◆ **What is required**
Find each line below where the word "from" occurs, and copy it.

◆ **Data for this exercise**

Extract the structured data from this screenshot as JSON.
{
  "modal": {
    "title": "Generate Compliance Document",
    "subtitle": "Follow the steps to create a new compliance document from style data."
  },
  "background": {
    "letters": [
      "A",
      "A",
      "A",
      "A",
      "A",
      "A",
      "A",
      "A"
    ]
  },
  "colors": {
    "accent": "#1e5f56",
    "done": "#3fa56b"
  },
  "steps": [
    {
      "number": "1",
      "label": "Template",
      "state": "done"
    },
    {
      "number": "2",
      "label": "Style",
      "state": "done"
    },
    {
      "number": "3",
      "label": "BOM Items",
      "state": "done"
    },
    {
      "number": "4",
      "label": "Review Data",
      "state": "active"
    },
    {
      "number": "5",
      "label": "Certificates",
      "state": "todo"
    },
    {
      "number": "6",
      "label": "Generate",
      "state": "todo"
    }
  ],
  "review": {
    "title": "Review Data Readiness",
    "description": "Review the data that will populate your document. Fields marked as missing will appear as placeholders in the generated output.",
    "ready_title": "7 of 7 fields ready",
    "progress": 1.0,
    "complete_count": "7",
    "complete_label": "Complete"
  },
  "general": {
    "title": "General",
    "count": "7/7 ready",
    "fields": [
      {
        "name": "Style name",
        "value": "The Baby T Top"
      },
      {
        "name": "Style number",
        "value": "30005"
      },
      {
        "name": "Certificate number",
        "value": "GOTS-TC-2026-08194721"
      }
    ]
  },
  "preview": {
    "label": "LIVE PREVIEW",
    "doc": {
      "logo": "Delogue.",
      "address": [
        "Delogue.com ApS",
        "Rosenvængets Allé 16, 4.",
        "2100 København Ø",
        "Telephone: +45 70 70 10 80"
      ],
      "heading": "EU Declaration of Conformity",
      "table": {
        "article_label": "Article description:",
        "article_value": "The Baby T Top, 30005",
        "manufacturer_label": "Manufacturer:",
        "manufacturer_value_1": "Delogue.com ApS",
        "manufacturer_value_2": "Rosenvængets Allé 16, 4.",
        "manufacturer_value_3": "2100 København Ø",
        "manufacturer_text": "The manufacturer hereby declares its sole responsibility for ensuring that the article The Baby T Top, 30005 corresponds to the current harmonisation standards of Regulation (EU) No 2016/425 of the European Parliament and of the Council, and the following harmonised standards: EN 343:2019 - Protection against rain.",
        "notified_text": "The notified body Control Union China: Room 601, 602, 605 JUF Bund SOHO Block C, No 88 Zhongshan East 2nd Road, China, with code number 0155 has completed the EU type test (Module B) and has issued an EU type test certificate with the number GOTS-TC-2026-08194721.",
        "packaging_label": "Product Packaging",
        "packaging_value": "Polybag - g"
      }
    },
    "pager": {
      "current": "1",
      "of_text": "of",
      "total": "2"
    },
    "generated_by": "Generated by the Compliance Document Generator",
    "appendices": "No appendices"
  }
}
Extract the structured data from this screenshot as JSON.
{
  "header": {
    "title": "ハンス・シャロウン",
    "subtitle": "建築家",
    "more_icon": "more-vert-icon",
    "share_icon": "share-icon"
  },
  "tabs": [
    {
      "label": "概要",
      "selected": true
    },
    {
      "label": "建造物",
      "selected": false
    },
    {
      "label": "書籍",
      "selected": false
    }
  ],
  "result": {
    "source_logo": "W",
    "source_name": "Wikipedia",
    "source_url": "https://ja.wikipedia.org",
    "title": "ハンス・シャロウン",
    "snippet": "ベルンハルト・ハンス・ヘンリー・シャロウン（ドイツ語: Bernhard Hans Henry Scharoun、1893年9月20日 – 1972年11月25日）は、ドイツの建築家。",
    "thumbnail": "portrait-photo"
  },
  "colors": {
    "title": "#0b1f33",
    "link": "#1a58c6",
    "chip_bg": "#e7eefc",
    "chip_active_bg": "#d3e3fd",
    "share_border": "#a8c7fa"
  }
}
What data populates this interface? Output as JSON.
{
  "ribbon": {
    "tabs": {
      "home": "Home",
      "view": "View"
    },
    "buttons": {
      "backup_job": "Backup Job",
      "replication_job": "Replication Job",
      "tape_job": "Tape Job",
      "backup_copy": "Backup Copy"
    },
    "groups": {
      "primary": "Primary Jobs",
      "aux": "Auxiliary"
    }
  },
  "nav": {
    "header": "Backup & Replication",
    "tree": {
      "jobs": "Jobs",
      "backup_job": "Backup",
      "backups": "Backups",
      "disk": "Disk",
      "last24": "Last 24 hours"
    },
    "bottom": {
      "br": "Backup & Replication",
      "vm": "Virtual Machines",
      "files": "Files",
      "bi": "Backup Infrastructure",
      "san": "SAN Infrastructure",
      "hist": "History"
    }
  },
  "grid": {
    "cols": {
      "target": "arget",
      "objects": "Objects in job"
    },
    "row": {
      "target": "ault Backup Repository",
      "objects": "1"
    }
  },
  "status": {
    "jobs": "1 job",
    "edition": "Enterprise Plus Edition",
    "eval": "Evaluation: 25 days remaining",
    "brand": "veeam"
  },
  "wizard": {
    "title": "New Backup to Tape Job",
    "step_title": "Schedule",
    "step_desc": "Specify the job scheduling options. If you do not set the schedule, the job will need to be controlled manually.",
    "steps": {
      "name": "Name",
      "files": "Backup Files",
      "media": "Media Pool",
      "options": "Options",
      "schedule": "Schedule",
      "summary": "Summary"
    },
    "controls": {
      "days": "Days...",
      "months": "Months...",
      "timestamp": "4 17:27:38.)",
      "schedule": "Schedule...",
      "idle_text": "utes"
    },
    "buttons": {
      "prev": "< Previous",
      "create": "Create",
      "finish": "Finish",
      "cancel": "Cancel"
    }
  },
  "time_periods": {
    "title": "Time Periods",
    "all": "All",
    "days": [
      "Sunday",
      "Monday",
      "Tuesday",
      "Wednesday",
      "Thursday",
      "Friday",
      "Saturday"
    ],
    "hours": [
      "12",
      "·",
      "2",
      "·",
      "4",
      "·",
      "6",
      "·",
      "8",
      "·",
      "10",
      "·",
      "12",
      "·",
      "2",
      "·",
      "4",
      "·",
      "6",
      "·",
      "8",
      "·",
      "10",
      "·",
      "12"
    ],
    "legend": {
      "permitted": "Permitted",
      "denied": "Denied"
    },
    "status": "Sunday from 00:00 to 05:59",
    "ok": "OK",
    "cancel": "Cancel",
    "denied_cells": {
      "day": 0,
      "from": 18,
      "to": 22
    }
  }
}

◆ **Exercise output**
Extract the structured data from this screenshot as JSON.
    "subtitle": "Follow the steps to create a new compliance document from style data."
Extract the structured data from this screenshot as JSON.
    "status": "Sunday from 00:00 to 05:59",
      "from": 18,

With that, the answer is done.